Cicely Tyson Remembered as Pioneering Hollywood Icon Who Paved the Way for Others

Tributes are pouring in for legendary actress Cicely Tyson, who died Thursday at the age of 96.

Tributes are pouring in for legendary Hollywood icon Cicely Tyson, who died Thursday at the age of 96. “I am not a quitter. I will fight until I drop,” Tyson once said. And she lived up to her words, granting a string of interviews right up until her final days.

Tyson was on a media blitz all week long, promoting her just released autobiography “Just as I Am.” The interviews are leaving the nation with a moving tribute to her trailblazing life — in her own words.

Gayle King interviewed Tyson last Friday in Harlem and couldn’t believe the turn of events.

“It was a week ago that we were sitting with her in church,” King said on “CBS This Morning.”

Tyson’s career spanned seven decades. She appeared in “Roots” and the classic film “Sounder.” But perhaps her most iconic role was “The Autobiography of Miss Jane Pittman,” a major TV milestone in which she played a 110-year-old former enslaved person.

Tyson won three Emmys, a Tony and an honorary Oscar.
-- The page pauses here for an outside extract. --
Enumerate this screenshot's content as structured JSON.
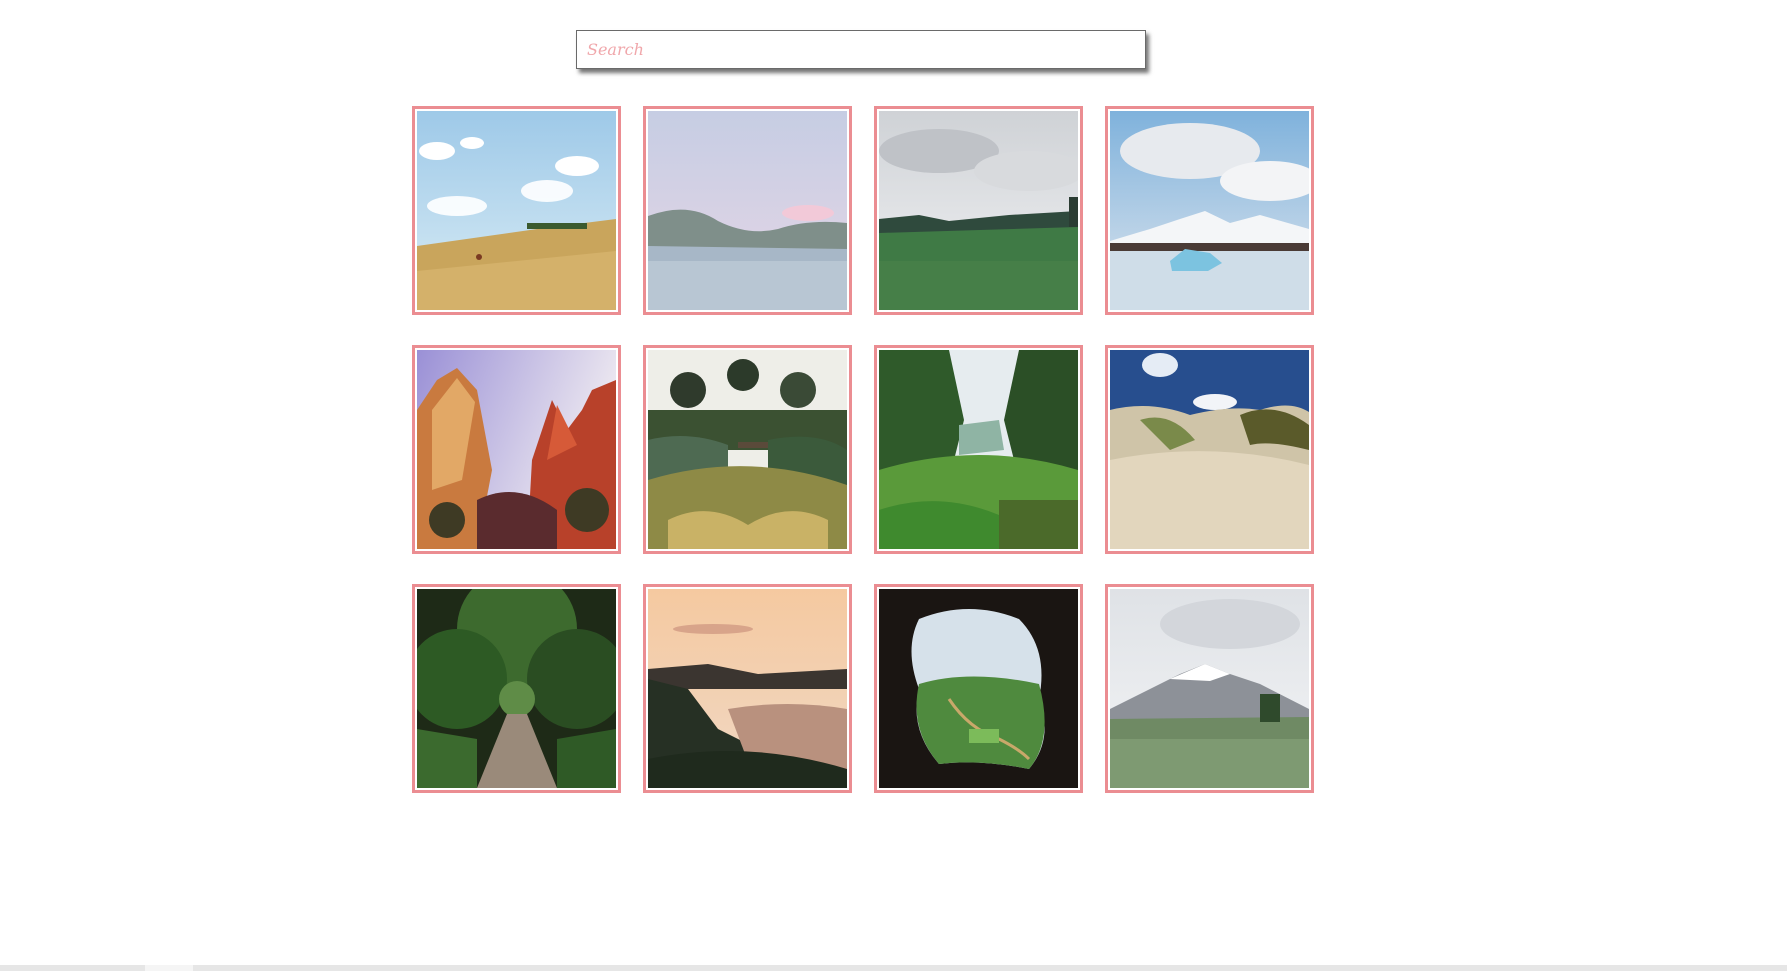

She was honored at the Kennedy Center and awarded the presidential medal of freedom.

The daughter of Caribbean immigrants, Tyson was born in Harlem in 1924. She kept her ties to the neighborhood her entire life. When she sat down with King last week, it was at Harlem’s Abyssinian Baptist Church, of which she was a member.

“When the time comes what do you want us to remember about you?” King asked. “That I’ve done my best. That’s it,” Tyson responded.